Decreasing energy use at a main office or manufacturing plant may help the bottom line and reduce a company’s carbon footprint. But companies often don’t pay attention to the supply chain, which is one of the least energy efficient aspects of a business.
Huge companies with massive supply chains such as Dell, Ford, Unilever, Pepsi, Best Buy and Walmart, often in conjunction with non-government organizations, have put in place reduction targets and initiatives focused on upstream and downstream supply chain impacts. Reducing the carbon footprint of all sectors of businesses small and large is now expected.
To help companies figure out how to increase energy efficiency in their supply chain, the University of Minnesota Institute on the Environment’s NorthStar Initiative for Sustainable Enterprise, along with the Environmental Defense Fund, provide valuable suggestions on why and how to do so in a new report, “Supply Chain Energy Efficiency: Engaging Small & Medium Entities in Global Production Systems.”

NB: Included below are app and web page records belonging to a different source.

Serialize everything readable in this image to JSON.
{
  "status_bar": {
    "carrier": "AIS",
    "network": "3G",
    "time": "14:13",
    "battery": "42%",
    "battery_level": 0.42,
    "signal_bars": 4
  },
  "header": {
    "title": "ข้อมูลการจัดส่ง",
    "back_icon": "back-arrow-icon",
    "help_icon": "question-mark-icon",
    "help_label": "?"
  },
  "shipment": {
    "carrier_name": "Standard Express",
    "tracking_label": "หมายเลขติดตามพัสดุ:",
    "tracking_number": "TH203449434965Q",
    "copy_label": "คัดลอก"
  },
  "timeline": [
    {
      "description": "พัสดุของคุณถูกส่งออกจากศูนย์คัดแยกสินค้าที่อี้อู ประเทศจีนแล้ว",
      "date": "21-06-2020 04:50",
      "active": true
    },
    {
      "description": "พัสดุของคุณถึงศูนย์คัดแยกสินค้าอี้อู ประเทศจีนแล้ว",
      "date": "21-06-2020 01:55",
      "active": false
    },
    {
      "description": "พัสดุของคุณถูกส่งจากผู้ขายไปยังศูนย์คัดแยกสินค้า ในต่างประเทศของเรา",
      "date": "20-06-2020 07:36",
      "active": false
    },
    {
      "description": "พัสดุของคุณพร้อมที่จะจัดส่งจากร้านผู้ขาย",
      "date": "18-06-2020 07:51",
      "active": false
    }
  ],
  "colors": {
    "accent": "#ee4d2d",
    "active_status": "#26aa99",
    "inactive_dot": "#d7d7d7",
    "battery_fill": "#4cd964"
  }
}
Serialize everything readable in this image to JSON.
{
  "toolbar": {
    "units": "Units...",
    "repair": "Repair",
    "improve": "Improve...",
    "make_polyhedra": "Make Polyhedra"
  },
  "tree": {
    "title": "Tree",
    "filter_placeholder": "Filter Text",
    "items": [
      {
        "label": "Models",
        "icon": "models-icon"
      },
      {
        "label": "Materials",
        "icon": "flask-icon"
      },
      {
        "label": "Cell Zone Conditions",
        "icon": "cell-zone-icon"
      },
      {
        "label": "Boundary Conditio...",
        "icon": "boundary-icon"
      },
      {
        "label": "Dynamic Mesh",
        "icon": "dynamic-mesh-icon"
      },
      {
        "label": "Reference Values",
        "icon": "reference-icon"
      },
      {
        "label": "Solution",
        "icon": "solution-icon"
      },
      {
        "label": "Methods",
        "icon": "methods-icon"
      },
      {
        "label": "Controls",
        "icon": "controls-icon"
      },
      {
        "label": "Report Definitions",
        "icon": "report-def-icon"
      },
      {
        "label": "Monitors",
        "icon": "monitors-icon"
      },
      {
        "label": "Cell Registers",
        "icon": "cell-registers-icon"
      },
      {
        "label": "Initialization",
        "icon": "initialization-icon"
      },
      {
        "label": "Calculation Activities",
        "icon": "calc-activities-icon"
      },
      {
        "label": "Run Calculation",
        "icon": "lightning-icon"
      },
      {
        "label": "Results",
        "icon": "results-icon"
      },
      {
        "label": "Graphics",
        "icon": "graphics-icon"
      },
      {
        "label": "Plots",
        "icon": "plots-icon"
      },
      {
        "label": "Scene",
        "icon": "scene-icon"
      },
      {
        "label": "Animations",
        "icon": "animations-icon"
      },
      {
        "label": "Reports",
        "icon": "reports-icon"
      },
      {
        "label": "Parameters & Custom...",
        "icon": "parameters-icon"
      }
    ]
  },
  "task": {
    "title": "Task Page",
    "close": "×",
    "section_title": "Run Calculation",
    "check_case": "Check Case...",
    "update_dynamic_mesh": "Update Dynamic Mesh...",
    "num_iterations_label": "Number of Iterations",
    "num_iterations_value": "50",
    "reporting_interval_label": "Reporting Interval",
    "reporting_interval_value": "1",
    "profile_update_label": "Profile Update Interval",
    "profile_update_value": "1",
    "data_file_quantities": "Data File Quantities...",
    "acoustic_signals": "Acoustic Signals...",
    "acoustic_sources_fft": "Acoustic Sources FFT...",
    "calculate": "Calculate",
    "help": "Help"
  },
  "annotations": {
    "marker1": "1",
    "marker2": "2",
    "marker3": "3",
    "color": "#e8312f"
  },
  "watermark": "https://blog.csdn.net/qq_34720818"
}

To realize these opportunities we must manage energy across organizations, industry sectors, supply chains and regions, which will require significant new and increasingly more transparent data, common metrics and analytics, writes Monica Michaan of the Environmental Defense Fund.
Public and private collaboration will be crucial to reduce the transaction costs of implementing supply chain energy efficiency, particularly with regard to credit enhancement, technology provider accreditation and governmental policies, she writes.

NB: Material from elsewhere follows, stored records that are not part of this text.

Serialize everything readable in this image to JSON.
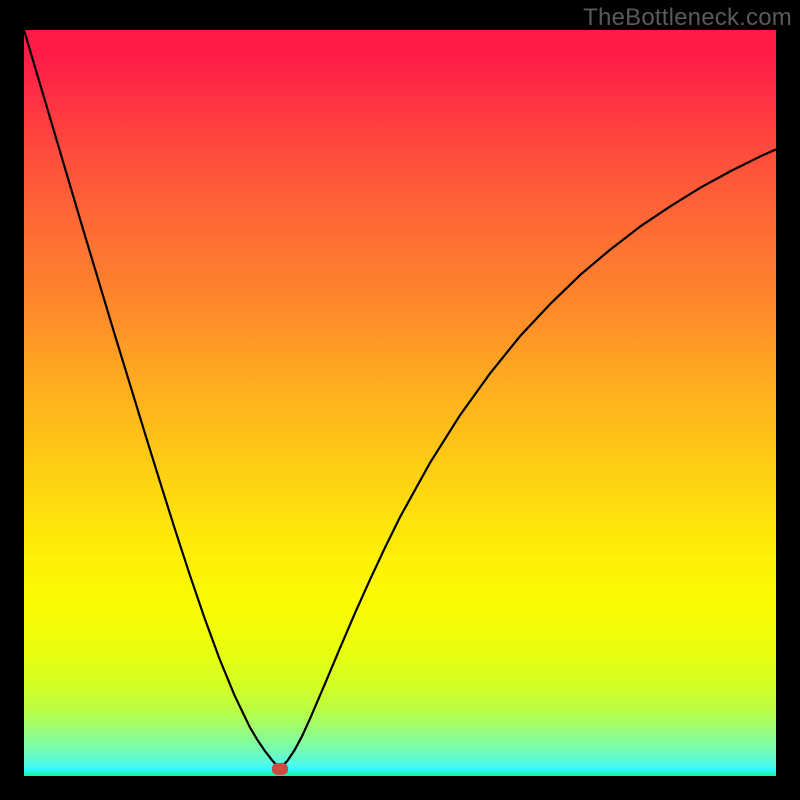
{
  "watermark": "TheBottleneck.com",
  "chart_data": {
    "type": "line",
    "title": "",
    "xlabel": "",
    "ylabel": "",
    "xlim": [
      0,
      100
    ],
    "ylim": [
      0,
      100
    ],
    "optimum_x": 34,
    "marker_color": "#cc4b40",
    "x": [
      0,
      2,
      4,
      6,
      8,
      10,
      12,
      14,
      16,
      18,
      20,
      22,
      24,
      26,
      28,
      30,
      31,
      32,
      33,
      34,
      35,
      36,
      37,
      38,
      40,
      42,
      44,
      46,
      48,
      50,
      54,
      58,
      62,
      66,
      70,
      74,
      78,
      82,
      86,
      90,
      94,
      98,
      100
    ],
    "values": [
      100,
      93.2,
      86.4,
      79.6,
      72.8,
      66.1,
      59.4,
      52.8,
      46.2,
      39.7,
      33.3,
      27.1,
      21.2,
      15.7,
      10.8,
      6.6,
      4.9,
      3.4,
      2.1,
      1.0,
      2.0,
      3.5,
      5.4,
      7.6,
      12.3,
      17.1,
      21.8,
      26.3,
      30.6,
      34.7,
      42.0,
      48.4,
      54.0,
      59.0,
      63.3,
      67.2,
      70.6,
      73.7,
      76.4,
      78.9,
      81.1,
      83.1,
      84.0
    ],
    "gradient_stops": [
      {
        "pos": 0,
        "color": "#fe1b48"
      },
      {
        "pos": 0.38,
        "color": "#fe8b2a"
      },
      {
        "pos": 0.76,
        "color": "#fcfa03"
      },
      {
        "pos": 0.95,
        "color": "#8afc92"
      },
      {
        "pos": 1.0,
        "color": "#10f58e"
      }
    ]
  }
}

The report highlights four recommendations to save energy:
- Engage leading companies to identify high-quality suppliers for pilot supply chain energy efficiency improvements.
- Create one or more sector-based collaborations for improving supply chain energy efficiency by assembling groups of peer manufacturers within a supply chain and using benchmarking, process capability analysis and best practice sharing to identify and improve energy efficiency and industry competitiveness.
- Increase transparency and standardization of energy use, audits and supply chain information.
- Create finance and credit risk approaches and models for portfolio-level energy efficiency and energy management projects.
Drax advances biomass strategy with Pinnacle acquisition
The Group’s enlarged supply chain will have access to 4.9 million tonnes of operational capacity from 2022. Of this total, 2.9 million tonnes are available for Drax’s self-supply requirements in 2022, which will rise to 3.4 million tonnes in 2027.
The £424 million acquisition of the Canadian biomass pellet producer supports Drax' ambition to be carbon negative by 2030, using bioenergy with carbon capture and storage (BECCS) and will make a "significant contribution" in the UK cutting emissions by 78% by 2035 (click here).
This summer Drax will undertake maintenance on its CfD(2) biomass unit, including a high-pressure turbine upgrade to reduce maintenance costs and improve thermal efficiency, contributing to lower generation costs for Drax Power Station.
In March, Drax secured Capacity Market agreements for its hydro and pumped storage assets worth around £10 million for delivery October 2024-September 2025.
The limitations on BECCS are not technology but supply, with every gigatonne of CO2 stored per year requiring approximately 30-40 million hectares of BECCS feedstock, according to the Global CCS Institute. Nonetheless, BECCS should be seen as an essential complement to the required, wide-scale deployment of CCS to meet climate change targets, it concludes.